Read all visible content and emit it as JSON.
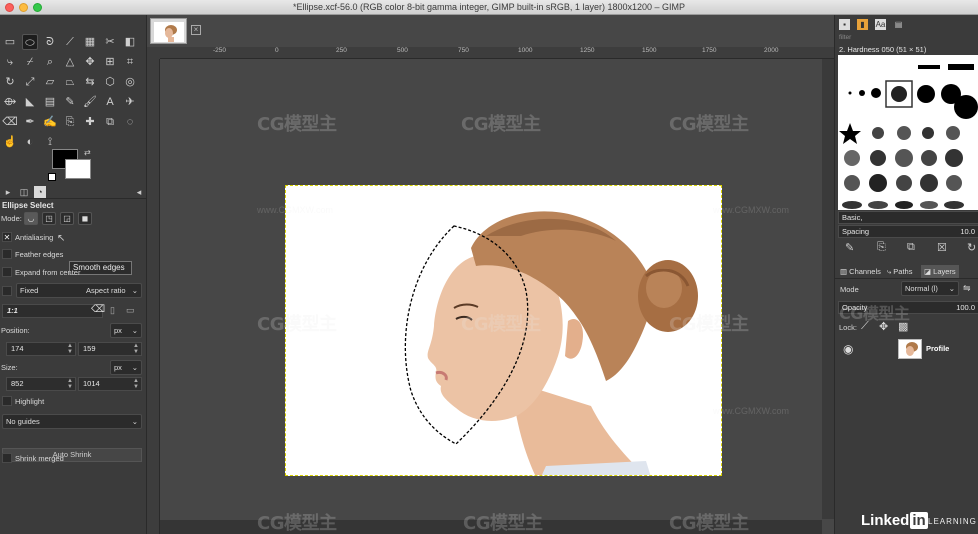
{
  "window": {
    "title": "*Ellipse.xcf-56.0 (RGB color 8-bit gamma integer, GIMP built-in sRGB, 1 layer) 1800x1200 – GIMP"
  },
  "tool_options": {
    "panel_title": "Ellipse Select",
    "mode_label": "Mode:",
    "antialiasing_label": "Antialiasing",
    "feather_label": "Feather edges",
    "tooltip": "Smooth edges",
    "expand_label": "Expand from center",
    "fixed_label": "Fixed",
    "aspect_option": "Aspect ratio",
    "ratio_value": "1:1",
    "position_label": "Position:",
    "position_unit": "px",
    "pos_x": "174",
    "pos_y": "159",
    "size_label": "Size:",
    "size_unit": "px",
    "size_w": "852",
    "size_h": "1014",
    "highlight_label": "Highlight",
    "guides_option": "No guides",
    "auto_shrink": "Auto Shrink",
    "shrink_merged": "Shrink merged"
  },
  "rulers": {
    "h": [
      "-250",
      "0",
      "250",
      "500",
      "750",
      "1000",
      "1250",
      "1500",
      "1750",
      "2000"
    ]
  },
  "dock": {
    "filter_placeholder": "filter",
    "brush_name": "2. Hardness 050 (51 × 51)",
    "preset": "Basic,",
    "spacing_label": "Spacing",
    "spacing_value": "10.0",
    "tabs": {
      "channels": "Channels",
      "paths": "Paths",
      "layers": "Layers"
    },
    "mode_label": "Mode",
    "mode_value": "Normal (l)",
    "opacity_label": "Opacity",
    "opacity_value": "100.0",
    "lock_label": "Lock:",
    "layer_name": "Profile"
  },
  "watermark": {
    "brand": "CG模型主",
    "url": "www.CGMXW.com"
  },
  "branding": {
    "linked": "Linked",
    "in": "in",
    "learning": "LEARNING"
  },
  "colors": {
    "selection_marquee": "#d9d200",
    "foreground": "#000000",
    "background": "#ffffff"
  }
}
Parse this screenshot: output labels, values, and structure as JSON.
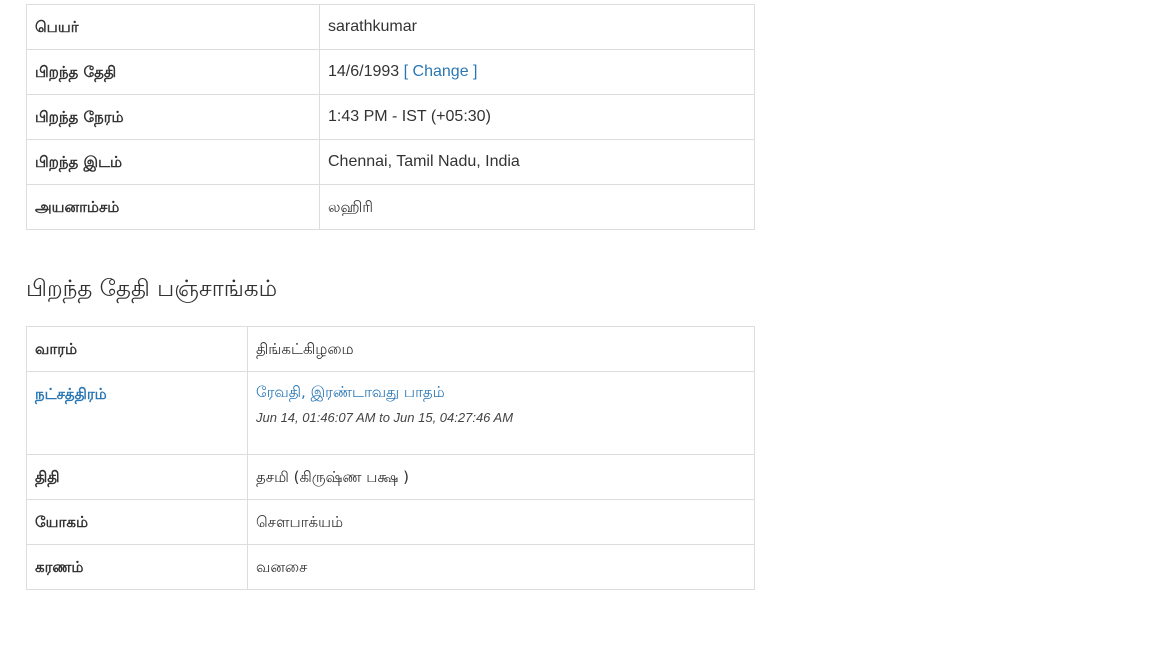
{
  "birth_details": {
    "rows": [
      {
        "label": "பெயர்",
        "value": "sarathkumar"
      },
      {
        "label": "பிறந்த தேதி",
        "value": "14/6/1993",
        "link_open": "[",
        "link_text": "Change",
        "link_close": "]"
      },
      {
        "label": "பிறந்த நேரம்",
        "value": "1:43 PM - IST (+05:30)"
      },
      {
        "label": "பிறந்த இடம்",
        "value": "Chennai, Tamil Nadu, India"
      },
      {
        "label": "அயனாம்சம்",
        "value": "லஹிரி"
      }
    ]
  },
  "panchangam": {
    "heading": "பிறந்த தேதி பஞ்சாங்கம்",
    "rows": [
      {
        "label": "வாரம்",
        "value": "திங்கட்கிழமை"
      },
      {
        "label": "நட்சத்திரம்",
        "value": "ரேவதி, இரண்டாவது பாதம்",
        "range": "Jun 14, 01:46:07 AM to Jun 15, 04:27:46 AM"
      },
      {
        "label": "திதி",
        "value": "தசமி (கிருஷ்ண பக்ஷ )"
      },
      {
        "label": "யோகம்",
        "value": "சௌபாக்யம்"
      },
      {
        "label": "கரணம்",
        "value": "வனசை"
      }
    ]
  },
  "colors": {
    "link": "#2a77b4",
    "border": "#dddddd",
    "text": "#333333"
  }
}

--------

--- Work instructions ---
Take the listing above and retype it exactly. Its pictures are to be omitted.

--- Written reply ---
Read all visible content and emit it as JSON.
{
  "window": {
    "title": "*Ellipse.xcf-56.0 (RGB color 8-bit gamma integer, GIMP built-in sRGB, 1 layer) 1800x1200 – GIMP"
  },
  "tool_options": {
    "panel_title": "Ellipse Select",
    "mode_label": "Mode:",
    "antialiasing_label": "Antialiasing",
    "feather_label": "Feather edges",
    "tooltip": "Smooth edges",
    "expand_label": "Expand from center",
    "fixed_label": "Fixed",
    "aspect_option": "Aspect ratio",
    "ratio_value": "1:1",
    "position_label": "Position:",
    "position_unit": "px",
    "pos_x": "174",
    "pos_y": "159",
    "size_label": "Size:",
    "size_unit": "px",
    "size_w": "852",
    "size_h": "1014",
    "highlight_label": "Highlight",
    "guides_option": "No guides",
    "auto_shrink": "Auto Shrink",
    "shrink_merged": "Shrink merged"
  },
  "rulers": {
    "h": [
      "-250",
      "0",
      "250",
      "500",
      "750",
      "1000",
      "1250",
      "1500",
      "1750",
      "2000"
    ]
  },
  "dock": {
    "filter_placeholder": "filter",
    "brush_name": "2. Hardness 050 (51 × 51)",
    "preset": "Basic,",
    "spacing_label": "Spacing",
    "spacing_value": "10.0",
    "tabs": {
      "channels": "Channels",
      "paths": "Paths",
      "layers": "Layers"
    },
    "mode_label": "Mode",
    "mode_value": "Normal (l)",
    "opacity_label": "Opacity",
    "opacity_value": "100.0",
    "lock_label": "Lock:",
    "layer_name": "Profile"
  },
  "watermark": {
    "brand": "CG模型主",
    "url": "www.CGMXW.com"
  },
  "branding": {
    "linked": "Linked",
    "in": "in",
    "learning": "LEARNING"
  },
  "colors": {
    "selection_marquee": "#d9d200",
    "foreground": "#000000",
    "background": "#ffffff"
  }
}
Parse this screenshot: output labels, values, and structure as JSON.
{
  "birth_details": {
    "rows": [
      {
        "label": "பெயர்",
        "value": "sarathkumar"
      },
      {
        "label": "பிறந்த தேதி",
        "value": "14/6/1993",
        "link_open": "[",
        "link_text": "Change",
        "link_close": "]"
      },
      {
        "label": "பிறந்த நேரம்",
        "value": "1:43 PM - IST (+05:30)"
      },
      {
        "label": "பிறந்த இடம்",
        "value": "Chennai, Tamil Nadu, India"
      },
      {
        "label": "அயனாம்சம்",
        "value": "லஹிரி"
      }
    ]
  },
  "panchangam": {
    "heading": "பிறந்த தேதி பஞ்சாங்கம்",
    "rows": [
      {
        "label": "வாரம்",
        "value": "திங்கட்கிழமை"
      },
      {
        "label": "நட்சத்திரம்",
        "value": "ரேவதி, இரண்டாவது பாதம்",
        "range": "Jun 14, 01:46:07 AM to Jun 15, 04:27:46 AM"
      },
      {
        "label": "திதி",
        "value": "தசமி (கிருஷ்ண பக்ஷ )"
      },
      {
        "label": "யோகம்",
        "value": "சௌபாக்யம்"
      },
      {
        "label": "கரணம்",
        "value": "வனசை"
      }
    ]
  },
  "colors": {
    "link": "#2a77b4",
    "border": "#dddddd",
    "text": "#333333"
  }
}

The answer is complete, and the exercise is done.